However, he has noticed growers find it difficult to control the increasingly extreme weather circumstances. For example, extremely dry weather was experienced this season, and growers had to decide whether to irrigate or not. “Hail nets, for instance, is another one of those things. We’ve noticed more and more growers are considering the investment. In years with hail, a protected production can make all the difference. Furthermore, we offer the option of supporting growers when taking out hail insurance by means of a collective and GMO subsidy.”
Increasing interest in Migo pear
With an area of 600 hectares, Jonagold continues to be the most important apple variety for BelOrta. For pears, this is Conference with as much as 2,056 hectares. Particularly in the field of export to destinations further away there are still plenty of options for continued expansion of the sales market for Conference, according to Kris. “We’re very dedicated to third countries such as China, Vietnam, Brazil and India. Israel and Canada are also options. We’re investing here by organising promotions and tastings, among other things. It takes time but offers potential. We’ve seen this in Germany in the past, where people were only familiar with the Abate pear. It took a lot of time, but the Conference has gained a permanent foothold.”
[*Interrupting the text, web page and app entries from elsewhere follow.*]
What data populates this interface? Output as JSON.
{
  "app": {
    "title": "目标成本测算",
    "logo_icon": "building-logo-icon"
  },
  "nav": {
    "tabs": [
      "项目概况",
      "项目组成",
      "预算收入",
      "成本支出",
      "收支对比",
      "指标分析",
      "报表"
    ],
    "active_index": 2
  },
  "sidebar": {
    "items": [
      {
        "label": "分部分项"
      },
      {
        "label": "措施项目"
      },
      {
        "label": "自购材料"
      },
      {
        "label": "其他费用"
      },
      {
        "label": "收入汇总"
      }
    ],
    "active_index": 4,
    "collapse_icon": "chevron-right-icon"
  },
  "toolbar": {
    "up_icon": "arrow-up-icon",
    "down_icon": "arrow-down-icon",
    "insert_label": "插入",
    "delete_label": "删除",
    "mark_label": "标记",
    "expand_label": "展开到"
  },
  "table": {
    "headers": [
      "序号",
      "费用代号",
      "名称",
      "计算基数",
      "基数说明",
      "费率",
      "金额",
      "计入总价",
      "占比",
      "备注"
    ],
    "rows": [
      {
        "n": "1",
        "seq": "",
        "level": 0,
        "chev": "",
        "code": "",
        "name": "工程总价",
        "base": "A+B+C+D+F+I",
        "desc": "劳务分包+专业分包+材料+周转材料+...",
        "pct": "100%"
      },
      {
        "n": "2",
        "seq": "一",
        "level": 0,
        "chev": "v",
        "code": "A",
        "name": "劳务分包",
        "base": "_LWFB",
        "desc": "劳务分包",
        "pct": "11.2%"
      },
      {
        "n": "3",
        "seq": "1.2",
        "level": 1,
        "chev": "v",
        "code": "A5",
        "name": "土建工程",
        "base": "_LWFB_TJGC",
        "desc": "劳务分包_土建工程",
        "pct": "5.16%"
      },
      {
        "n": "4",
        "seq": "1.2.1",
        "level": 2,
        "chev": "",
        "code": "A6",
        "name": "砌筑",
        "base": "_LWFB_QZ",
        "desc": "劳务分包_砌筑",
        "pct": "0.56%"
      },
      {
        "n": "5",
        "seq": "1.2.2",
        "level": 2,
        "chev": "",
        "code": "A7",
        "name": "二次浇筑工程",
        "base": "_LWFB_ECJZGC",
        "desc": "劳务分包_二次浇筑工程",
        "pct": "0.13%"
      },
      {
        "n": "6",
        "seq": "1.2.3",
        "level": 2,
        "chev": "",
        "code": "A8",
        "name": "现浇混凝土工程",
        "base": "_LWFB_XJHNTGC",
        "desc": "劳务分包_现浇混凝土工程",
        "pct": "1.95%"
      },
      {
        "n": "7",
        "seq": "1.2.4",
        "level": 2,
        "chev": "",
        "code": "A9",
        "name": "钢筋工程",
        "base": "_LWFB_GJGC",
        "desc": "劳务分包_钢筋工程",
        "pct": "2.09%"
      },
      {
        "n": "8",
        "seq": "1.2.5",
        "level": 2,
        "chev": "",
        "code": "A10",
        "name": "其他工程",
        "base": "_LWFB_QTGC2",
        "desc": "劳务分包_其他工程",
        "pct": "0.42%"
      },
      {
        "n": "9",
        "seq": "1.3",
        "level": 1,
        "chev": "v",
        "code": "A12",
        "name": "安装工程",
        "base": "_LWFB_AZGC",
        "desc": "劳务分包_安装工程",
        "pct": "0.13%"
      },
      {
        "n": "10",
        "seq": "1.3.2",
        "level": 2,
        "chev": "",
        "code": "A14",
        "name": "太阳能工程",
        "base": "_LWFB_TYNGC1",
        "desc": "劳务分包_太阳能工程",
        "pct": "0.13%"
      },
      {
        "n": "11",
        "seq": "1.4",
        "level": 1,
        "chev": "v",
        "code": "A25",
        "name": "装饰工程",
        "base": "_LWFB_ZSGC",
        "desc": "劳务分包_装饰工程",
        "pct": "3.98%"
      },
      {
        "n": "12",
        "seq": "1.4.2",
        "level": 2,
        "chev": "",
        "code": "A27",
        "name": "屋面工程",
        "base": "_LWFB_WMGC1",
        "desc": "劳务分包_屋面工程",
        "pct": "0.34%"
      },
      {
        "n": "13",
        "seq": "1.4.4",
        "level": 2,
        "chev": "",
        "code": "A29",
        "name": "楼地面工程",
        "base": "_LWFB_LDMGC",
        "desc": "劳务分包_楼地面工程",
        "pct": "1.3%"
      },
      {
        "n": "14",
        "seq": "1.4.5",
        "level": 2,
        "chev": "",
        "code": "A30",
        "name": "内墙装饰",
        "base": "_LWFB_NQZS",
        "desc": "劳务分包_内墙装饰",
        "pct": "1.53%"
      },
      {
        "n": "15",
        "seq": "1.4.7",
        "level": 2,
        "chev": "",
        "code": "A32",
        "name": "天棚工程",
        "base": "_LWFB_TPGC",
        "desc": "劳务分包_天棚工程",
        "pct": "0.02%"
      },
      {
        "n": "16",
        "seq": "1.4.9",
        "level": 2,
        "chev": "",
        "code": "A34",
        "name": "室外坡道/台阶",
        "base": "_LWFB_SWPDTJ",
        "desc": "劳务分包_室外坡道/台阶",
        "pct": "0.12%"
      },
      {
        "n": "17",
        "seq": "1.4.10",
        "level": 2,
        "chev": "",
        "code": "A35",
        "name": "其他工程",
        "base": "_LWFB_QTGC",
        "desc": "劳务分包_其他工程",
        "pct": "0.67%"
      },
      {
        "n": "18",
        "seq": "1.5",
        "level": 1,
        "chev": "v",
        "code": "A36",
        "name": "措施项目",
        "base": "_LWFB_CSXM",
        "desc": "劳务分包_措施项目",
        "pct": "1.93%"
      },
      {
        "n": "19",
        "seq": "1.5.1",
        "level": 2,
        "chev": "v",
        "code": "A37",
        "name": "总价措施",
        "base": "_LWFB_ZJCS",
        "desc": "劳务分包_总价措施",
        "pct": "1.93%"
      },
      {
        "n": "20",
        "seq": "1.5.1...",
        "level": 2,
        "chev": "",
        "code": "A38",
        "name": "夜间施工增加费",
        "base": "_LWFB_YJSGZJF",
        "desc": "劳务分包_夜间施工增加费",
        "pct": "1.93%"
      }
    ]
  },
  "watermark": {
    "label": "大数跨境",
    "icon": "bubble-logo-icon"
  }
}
Despite increasing popularity for Conference, there’s also increasing interest in other pears, including the Migo. Kris mentions the pear is also gaining ground on the domestic market. “Migo is seen as a non-dripping alternative of the once popular Doyenne du Comice, of which the area is decreasing. We’ve noticed more growers are interested in Migo, and we therefore have high hopes for the future of this pear. With this pear, we’re even willing to look into sales in third countries. Migo can handle longer transport times, and offers good storage options.”
The sales of club variety Kanzi is also increasing, according to Kris. The harvest of this bicolour apple was large this season. Besides, the fruit has coloured well, and tastes particularly well as a result of the warm summer. “We’re still seeing plenty of growth options for Kanzi, and would like to reach 200 hectares in Belgium in the foreseeable future. There’s definitely sales capacity. Besides Kanzi, we also want to put Greenstar® in a brighter spotlight again this season. The green apple has a remarkably high vitamin C content, and is known for not colouring brown after it’s been cut. That’s why Greenstar has mostly gained a good reputation in cutting plants. However, the apple is also well-suited to just being eaten, and we want to emphasise this even more in the next few months.”